PRESS RELEASE: Zinc-air batteries are batteries powered by zinc metal and oxygen from the air. Due to the global abundance of zinc metal, these batteries are much cheaper to produce than lithium-ion batteries, and they can also store more energy (theoretically five times more than that of lithium-ion batteries), are much safer, and are more environmentally friendly.
While zinc-air batteries are currently used as an energy source in hearing aids and some film cameras and railway signal devices, their widespread use has been hindered by the fact that, up until now, recharging them has proved difficult.

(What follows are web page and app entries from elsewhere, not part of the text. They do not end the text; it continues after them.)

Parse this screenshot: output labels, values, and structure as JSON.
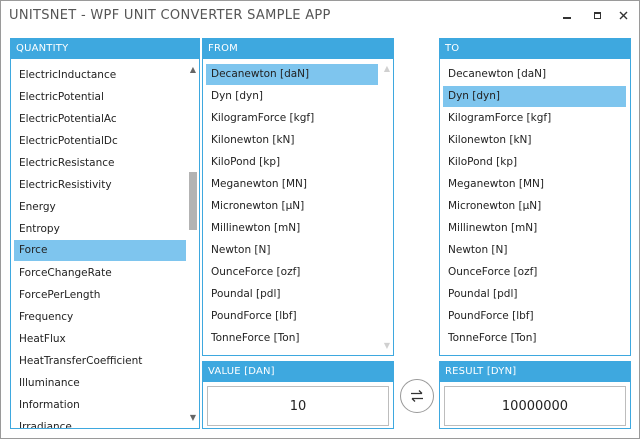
{
  "window": {
    "title": "UNITSNET - WPF UNIT CONVERTER SAMPLE APP",
    "accent_color": "#3ea8df",
    "selection_color": "#7ec5ee"
  },
  "quantity_panel": {
    "header": "QUANTITY",
    "items": [
      "ElectricInductance",
      "ElectricPotential",
      "ElectricPotentialAc",
      "ElectricPotentialDc",
      "ElectricResistance",
      "ElectricResistivity",
      "Energy",
      "Entropy",
      "Force",
      "ForceChangeRate",
      "ForcePerLength",
      "Frequency",
      "HeatFlux",
      "HeatTransferCoefficient",
      "Illuminance",
      "Information",
      "Irradiance"
    ],
    "selected": "Force"
  },
  "from_panel": {
    "header": "FROM",
    "items": [
      "Decanewton [daN]",
      "Dyn [dyn]",
      "KilogramForce [kgf]",
      "Kilonewton [kN]",
      "KiloPond [kp]",
      "Meganewton [MN]",
      "Micronewton [µN]",
      "Millinewton [mN]",
      "Newton [N]",
      "OunceForce [ozf]",
      "Poundal [pdl]",
      "PoundForce [lbf]",
      "TonneForce [Ton]"
    ],
    "selected": "Decanewton [daN]"
  },
  "to_panel": {
    "header": "TO",
    "items": [
      "Decanewton [daN]",
      "Dyn [dyn]",
      "KilogramForce [kgf]",
      "Kilonewton [kN]",
      "KiloPond [kp]",
      "Meganewton [MN]",
      "Micronewton [µN]",
      "Millinewton [mN]",
      "Newton [N]",
      "OunceForce [ozf]",
      "Poundal [pdl]",
      "PoundForce [lbf]",
      "TonneForce [Ton]"
    ],
    "selected": "Dyn [dyn]"
  },
  "value_panel": {
    "header": "VALUE [DAN]",
    "value": "10"
  },
  "result_panel": {
    "header": "RESULT [DYN]",
    "value": "10000000"
  },
  "icons": {
    "minimize": "minimize-icon",
    "maximize": "maximize-icon",
    "close": "close-icon",
    "swap": "swap-arrows-icon",
    "scroll_up": "chevron-up-icon",
    "scroll_down": "chevron-down-icon"
  }
}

This is due to the lack of electrocatalysts that successfully reduce and generate oxygen during the discharging and charging of a battery.
Published in the journal Advanced Materials, a paper authored by chemical engineering researchers from the University of Sydney and Nanyang Technological University outlines a new three-stage method to overcome this problem.
According to lead author Professor Yuan Chen, from the University of Sydney’s Faculty of Engineering and Information Technologies, the new method can be used to create bifunctional oxygen electrocatalysts for building rechargeable zinc-air batteries from scratch.
He explained: “Up until now, rechargeable zinc-air batteries have been made with expensive precious metal catalysts, such as platinum and iridium oxide. In contrast, our method produces a family of new high-performance and low-cost catalysts.”
These new catalysts are produced through the simultaneous control of the: 1) composition, 2) size and 3) crystallinity of metal oxides of earth-abundant elements such as iron, cobalt and nickel. They can then be applied to build rechargeable zinc-air batteries.
Paper co-author Dr Li Wei, also from the University’s Faculty of Engineering and Information Technologies, said that trials of zinc-air batteries developed with the new catalysts had demonstrated excellent rechargeability – including less than a 10% battery efficacy drop over 60 discharging/charging cycles of 120 hours.
Professor Chen added: “We are solving fundamental technological challenges to realise more sustainable metal-air batteries for our society.”
This move could bring a swift end to the lithium mining boom.
Lithium-ion batteries, such as those in Tesla cars, and similar to the world’s biggest battery that is set to be constructed in South Australia, are light and effective at delivering power quickly, but also contain pressurised, combustible materials, which can have severe effects after internal short circuiting.
Other battery alternatives include magnesium, which does not degrade as much as lithium during the charge-discharge cycle, and graphene, also used to enhance electrode structures.
While the technology is still in the laboratory phase, it could be the ‘killer app’ for utility renewable energy and storage projects if it can be successfully scaled up to support grid applications.